◆ **Input data**
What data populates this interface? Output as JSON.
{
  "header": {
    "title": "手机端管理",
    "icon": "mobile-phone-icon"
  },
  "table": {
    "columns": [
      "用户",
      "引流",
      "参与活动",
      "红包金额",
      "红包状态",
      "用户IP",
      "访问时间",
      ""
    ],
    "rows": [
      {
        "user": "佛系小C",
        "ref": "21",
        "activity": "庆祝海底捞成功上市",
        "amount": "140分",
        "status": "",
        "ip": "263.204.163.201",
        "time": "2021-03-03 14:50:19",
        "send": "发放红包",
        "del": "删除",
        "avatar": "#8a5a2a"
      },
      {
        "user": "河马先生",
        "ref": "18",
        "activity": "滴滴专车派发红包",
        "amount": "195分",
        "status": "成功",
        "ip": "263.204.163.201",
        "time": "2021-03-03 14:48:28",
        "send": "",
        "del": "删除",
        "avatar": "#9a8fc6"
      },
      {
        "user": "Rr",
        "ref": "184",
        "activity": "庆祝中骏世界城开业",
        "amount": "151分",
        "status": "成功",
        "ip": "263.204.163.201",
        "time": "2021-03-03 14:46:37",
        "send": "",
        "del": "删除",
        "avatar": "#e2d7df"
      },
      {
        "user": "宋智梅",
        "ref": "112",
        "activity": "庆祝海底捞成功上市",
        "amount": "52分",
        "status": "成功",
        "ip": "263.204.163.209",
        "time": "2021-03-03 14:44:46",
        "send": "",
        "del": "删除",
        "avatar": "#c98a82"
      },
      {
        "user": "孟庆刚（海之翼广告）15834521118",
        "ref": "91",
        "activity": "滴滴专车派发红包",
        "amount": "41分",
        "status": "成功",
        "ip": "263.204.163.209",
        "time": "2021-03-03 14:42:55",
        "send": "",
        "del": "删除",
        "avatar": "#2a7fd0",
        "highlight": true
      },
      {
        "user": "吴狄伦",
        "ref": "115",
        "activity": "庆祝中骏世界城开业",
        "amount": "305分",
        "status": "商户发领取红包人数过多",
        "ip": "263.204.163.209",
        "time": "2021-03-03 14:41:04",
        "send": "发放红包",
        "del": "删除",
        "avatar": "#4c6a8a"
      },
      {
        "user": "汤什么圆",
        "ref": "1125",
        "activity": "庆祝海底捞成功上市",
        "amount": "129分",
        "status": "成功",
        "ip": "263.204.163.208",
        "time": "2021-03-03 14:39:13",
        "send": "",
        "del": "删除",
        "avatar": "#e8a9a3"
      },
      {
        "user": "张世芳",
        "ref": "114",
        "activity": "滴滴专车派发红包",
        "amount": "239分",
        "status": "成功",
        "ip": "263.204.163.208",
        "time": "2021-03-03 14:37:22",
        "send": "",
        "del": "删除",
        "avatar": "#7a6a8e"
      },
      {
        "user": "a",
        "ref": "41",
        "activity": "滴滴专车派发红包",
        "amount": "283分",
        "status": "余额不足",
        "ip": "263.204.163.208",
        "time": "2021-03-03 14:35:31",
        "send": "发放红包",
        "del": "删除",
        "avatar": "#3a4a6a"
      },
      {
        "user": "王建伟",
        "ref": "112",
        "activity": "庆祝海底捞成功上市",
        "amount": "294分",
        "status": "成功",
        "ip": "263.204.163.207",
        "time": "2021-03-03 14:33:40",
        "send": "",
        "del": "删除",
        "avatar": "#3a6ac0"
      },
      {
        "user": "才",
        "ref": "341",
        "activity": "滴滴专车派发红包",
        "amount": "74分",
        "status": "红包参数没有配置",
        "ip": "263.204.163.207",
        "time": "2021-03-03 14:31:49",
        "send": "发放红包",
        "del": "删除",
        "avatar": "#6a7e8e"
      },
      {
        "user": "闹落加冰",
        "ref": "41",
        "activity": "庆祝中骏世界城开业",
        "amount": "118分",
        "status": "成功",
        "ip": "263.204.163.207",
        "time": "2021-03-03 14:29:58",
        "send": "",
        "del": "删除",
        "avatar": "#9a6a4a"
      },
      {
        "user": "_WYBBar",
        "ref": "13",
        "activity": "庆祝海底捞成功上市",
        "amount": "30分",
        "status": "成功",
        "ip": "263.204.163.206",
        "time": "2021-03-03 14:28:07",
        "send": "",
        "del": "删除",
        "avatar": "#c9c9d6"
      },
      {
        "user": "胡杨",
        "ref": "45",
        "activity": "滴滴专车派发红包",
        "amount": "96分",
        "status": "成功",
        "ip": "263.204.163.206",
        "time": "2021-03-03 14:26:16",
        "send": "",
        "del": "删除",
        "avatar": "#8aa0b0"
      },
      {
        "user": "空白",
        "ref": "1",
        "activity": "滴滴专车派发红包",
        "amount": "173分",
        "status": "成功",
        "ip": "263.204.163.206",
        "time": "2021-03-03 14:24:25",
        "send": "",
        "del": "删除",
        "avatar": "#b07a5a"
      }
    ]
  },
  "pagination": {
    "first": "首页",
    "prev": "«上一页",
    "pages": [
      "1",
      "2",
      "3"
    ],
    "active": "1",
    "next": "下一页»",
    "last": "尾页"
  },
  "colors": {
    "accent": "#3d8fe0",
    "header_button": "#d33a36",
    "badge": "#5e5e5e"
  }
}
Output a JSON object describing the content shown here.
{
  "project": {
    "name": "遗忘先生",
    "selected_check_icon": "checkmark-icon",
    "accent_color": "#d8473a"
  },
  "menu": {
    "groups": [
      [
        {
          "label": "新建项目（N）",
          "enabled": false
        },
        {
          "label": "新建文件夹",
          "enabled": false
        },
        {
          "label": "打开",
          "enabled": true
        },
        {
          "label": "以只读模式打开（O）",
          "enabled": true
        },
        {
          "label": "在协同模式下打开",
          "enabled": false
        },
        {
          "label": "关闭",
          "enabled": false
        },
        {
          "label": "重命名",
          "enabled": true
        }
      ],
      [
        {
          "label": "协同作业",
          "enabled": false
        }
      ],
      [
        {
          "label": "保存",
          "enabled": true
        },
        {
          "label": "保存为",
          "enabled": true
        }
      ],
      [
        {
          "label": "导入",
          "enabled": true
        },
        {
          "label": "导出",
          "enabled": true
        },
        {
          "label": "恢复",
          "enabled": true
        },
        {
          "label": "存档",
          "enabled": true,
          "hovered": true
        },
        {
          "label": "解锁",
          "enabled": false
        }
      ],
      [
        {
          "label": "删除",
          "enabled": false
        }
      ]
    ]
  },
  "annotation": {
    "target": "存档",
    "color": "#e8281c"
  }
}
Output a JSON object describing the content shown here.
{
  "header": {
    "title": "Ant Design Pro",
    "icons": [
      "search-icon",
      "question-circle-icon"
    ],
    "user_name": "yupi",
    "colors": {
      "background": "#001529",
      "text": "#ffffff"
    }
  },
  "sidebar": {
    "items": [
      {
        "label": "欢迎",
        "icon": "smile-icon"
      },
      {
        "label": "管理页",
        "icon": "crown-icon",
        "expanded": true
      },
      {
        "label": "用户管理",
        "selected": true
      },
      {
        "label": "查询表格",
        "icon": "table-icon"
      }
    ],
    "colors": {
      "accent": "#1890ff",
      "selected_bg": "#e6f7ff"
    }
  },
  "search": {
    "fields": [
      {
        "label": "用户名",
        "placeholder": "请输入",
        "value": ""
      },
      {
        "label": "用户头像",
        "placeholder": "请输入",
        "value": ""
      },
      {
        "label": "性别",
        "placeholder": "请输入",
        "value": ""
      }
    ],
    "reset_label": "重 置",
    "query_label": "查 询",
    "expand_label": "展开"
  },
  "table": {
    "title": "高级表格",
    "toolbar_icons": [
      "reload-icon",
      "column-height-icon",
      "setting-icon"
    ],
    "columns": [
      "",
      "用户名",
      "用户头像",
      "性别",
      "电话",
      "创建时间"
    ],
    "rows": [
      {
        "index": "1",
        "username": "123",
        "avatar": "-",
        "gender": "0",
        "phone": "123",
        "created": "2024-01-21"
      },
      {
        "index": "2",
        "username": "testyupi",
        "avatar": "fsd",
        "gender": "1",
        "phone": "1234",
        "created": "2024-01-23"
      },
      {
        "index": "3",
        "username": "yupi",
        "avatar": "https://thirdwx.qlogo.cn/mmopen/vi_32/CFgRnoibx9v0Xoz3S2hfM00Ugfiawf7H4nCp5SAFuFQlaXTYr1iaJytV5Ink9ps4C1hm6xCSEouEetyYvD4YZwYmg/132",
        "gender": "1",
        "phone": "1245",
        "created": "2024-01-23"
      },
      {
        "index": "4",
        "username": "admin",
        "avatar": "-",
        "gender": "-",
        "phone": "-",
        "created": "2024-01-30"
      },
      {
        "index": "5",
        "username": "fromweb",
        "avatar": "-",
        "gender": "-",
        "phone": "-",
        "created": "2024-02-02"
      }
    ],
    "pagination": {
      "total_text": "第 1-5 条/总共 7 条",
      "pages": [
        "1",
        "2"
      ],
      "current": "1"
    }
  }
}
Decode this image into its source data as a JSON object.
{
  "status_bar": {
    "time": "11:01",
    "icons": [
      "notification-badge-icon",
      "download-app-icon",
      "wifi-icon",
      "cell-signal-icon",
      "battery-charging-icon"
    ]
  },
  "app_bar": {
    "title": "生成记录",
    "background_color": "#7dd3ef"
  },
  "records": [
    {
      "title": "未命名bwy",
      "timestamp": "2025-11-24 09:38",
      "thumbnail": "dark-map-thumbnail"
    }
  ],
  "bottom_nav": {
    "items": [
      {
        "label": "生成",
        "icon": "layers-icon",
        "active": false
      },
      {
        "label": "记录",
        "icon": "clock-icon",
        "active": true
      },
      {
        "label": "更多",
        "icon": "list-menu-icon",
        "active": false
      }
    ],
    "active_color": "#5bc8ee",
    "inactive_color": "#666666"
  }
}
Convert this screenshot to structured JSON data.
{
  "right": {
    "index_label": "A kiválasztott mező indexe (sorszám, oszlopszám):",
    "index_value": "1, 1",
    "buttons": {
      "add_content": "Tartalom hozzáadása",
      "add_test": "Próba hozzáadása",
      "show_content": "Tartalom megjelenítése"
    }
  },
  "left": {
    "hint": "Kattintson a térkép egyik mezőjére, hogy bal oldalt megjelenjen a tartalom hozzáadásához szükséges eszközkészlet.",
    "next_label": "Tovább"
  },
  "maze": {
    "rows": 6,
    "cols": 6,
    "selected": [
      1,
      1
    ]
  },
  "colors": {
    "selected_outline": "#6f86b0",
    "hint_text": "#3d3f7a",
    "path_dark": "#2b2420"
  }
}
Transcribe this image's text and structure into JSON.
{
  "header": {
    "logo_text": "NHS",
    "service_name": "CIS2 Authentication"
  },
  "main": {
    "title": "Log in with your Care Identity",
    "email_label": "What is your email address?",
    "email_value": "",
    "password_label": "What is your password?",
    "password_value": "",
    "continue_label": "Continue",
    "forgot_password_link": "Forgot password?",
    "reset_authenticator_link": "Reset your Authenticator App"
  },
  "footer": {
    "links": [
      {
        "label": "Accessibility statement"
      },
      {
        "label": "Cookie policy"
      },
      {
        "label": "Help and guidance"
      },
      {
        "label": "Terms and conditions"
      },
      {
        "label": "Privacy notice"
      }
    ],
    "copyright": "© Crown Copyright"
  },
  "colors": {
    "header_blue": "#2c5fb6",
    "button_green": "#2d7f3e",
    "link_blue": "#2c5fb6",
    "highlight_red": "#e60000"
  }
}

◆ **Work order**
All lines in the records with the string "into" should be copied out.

◆ **Answer below**
Decode this image into its source data as a JSON object.
Transcribe this image's text and structure into JSON.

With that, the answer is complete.